[4] is a published book based on the Final Report of the Dresden Historians Commission 2010[1] without new own research results different from or additional to the data of the Final Report. The global availability of [4] and of this Final Report is, however, quite different with only the latter present on-line; probably this was the reason why [4] was not included into the Article's Bibliography (but could be shifted to it). For an edited version of the wiki-page it is, thus, recommended to substitute [4] throughout by the link to the Final Report (of course, with reference to the individual pages addressed).

== Citations ==

. ---DocumentReader (talk) 13:29, 29 March 2018 (UTC)

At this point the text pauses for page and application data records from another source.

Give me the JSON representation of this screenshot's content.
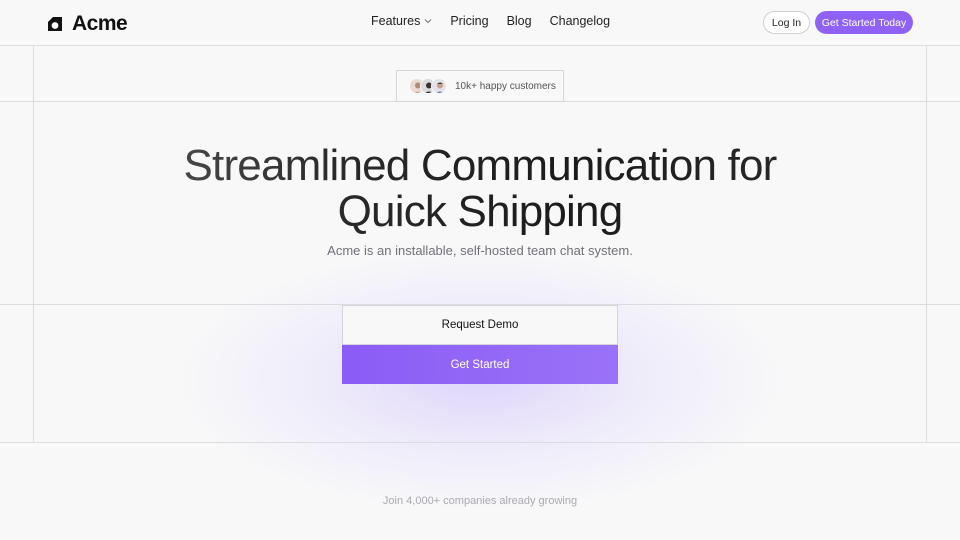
{
  "brand": {
    "name": "Acme"
  },
  "nav": {
    "items": [
      {
        "label": "Features",
        "has_dropdown": true
      },
      {
        "label": "Pricing"
      },
      {
        "label": "Blog"
      },
      {
        "label": "Changelog"
      }
    ]
  },
  "header": {
    "login_label": "Log In",
    "cta_label": "Get Started Today"
  },
  "social_proof": {
    "text": "10k+ happy customers"
  },
  "hero": {
    "title_line1": "Streamlined Communication for",
    "title_line2": "Quick Shipping",
    "subtitle": "Acme is an installable, self-hosted team chat system.",
    "demo_label": "Request Demo",
    "start_label": "Get Started"
  },
  "footer_note": {
    "text": "Join 4,000+ companies already growing"
  },
  "colors": {
    "accent": "#8f62f5",
    "background": "#f8f8f9",
    "grid_line": "#dcdce0"
  },
  "icons": [
    "acme-logo-icon",
    "chevron-down-icon",
    "avatar-icon"
  ]
}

@DocumentReader, I do not fully understand the logic by which you come to the conclusion that the number may be about 30,0000. I think you may be double counting, but I can not tell from your description above. There are several other points:
  • the burials may also include people who died of reasons other than the bombings, or died later of injuries sustained in the bombings either of which alters the figures.
  • There are other independent secondary sources for the numbers, which were used in the article before the inclusion of the official report see the section Casualties from the version of 21 December 2011.
  • As mentioned in the Wikipedia article both back in 2011 and currently a calculation can also be done from the number reported missing which comes out at about 25,000. This correlates quite closely with the number of burials. If this were any country but Germany under a dictatorship that these numbers might be widely inaccurate, but I think it reasonable to assume that the figures are probably quite accurate as the chaos of the closing weeks of the war more than 2 months away.
I think before the numbers are questioned in the way you are suggesting, you would need to come up with a modern secondary source that questions the numbers in the way you have done in this section, before adding any questioning of the numbers currently displayed in the article. -- PBS (talk) 12:50, 16 August 2018 (UTC)

Michael Clodfelter's claim[edit]

"Military historian Michael Clodfelter observes [sic] that at the time the Dresden raids constituted the largest slaughter of civilians by military forces in one place at one time since the campaigns of Genghis Khan." This may be true if the immediately preceding numbers (from the same source) - 39,773 to 135,000 killed - are accepted, but 1. these numbers contradict all other reliable estimates cited in the article, and 2. even with them, the claim still sounds implausible in the context of WW2, and carries a whiff of the same far-right revisionism that refers to the bombing as the "Dresden Holocaust". Nanking (1937), Hamburg (1943), and Babiy Yar (1941) are just three examples of preceding events with higher casualties.

Restricted to the context of the eastern front, if the claim is not outright false it is at least highly misleading. Accepting the estimate of 7,400,000 Soviet civilians killed by direct military action in 37 months, between June '41 and July '44 (after which the Axis were mostly out of Soviet territory), casualties amount to a mean of 200,000 a month, or roughly 20,000 for each 3-day period (the same length of time as Michael's claim considers "at one time" in regards to Dresden), for over three years straight. Those numbers roughly double when starvation, disease, and overwork are considered in addition to guns and bombs. BlackNBlue (talk) 18:35, 6 June 2018 (UTC)

@BlackNBlue: 135,000 is not a credible number; I reverted recent changes with this edit. K.e.coffman (talk) 00:33, 7 June 2018 (UTC)
Using the low numbers for Dresden, the earlier bombing of Hamburg on 27 July 1943 was deadlier "in one place at one time". Rmhermen (talk) 17:44, 8 July 2018 (UTC)
" ... the largest slaughter of civilians" - he is wrong anyway, as the term 'slaughter' implies defenceless victims who are unable to escape, whereas none of the German cities were in any way undefended, nor were the Allies preventing the inhabitants from moving elsewhere.— Preceding unsigned comment added by (talkcontribs) Revision as of 09:17, 4 August 2018 (UCT) (UTC)
Sack of Magdeburg in 1631 was on a similar scale to the bombing of Dresden. -- PBS (talk) 14:10, 15 August 2018 (UTC)